KNOXVILLE, Tenn. Deborah Scaperoth and Chris Betts are two women at different points in their lives, but they share a terminal commonality. They both have stage four metastatic breast cancer and know without a cure, the disease will kill them.
According to komen.org, more than 160,000 people in the U.S. are living with stage four metastatic breast cancer. One in three breast cancer patients will develop the incurable disease through no fault of their own.
A diagnosis means treatment for the rest of your life.
“People want to know, ‘Oh, when do you finish treatment?’ When I die. That’s when treatment finishes,” Betts admitted.
They are considered metastatic “thrivers” because they live each day facing a battle they won’t win without a cure.
“I’m a person who doesn’t give up, so when people talk about how they won over cancer — and I’m very happy for them — but we all do what we were told to do and I’ve had like 105 radiations and 66 chemos,” Scaperoth said.
They are exhausted physically and emotionally from treatments, pain and everyday life. The hard part is, they don’t know how long the treatments will keep their cancer “sleeping.”

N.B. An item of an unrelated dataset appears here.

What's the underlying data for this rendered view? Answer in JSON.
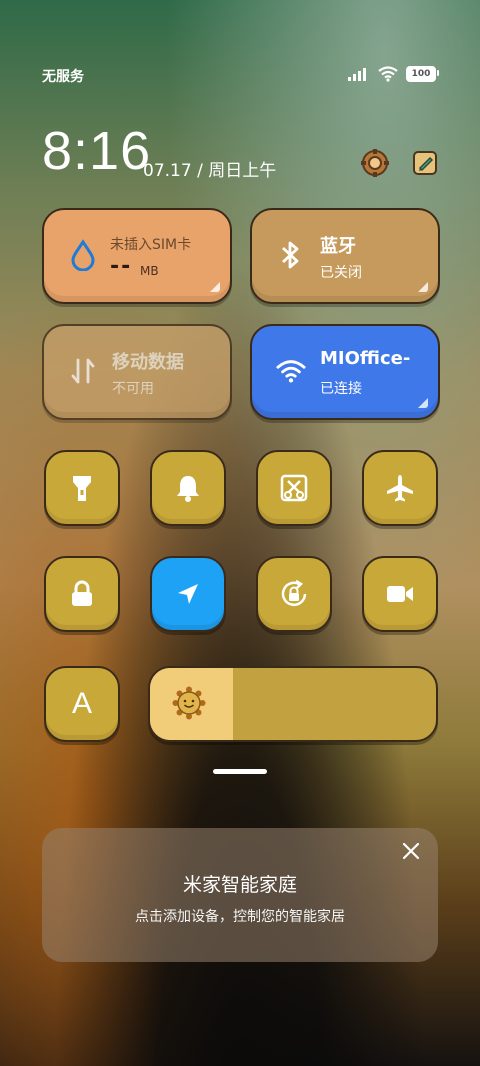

“You know, I know the statistics,” Betts nodded. “The statistics do not look good. Five years would be fantastic. I see people making it 15 and 20 years, but it all depends on finding a treatment that will give me some longevity.”
DEBORAH SCAPEROTH’S STORY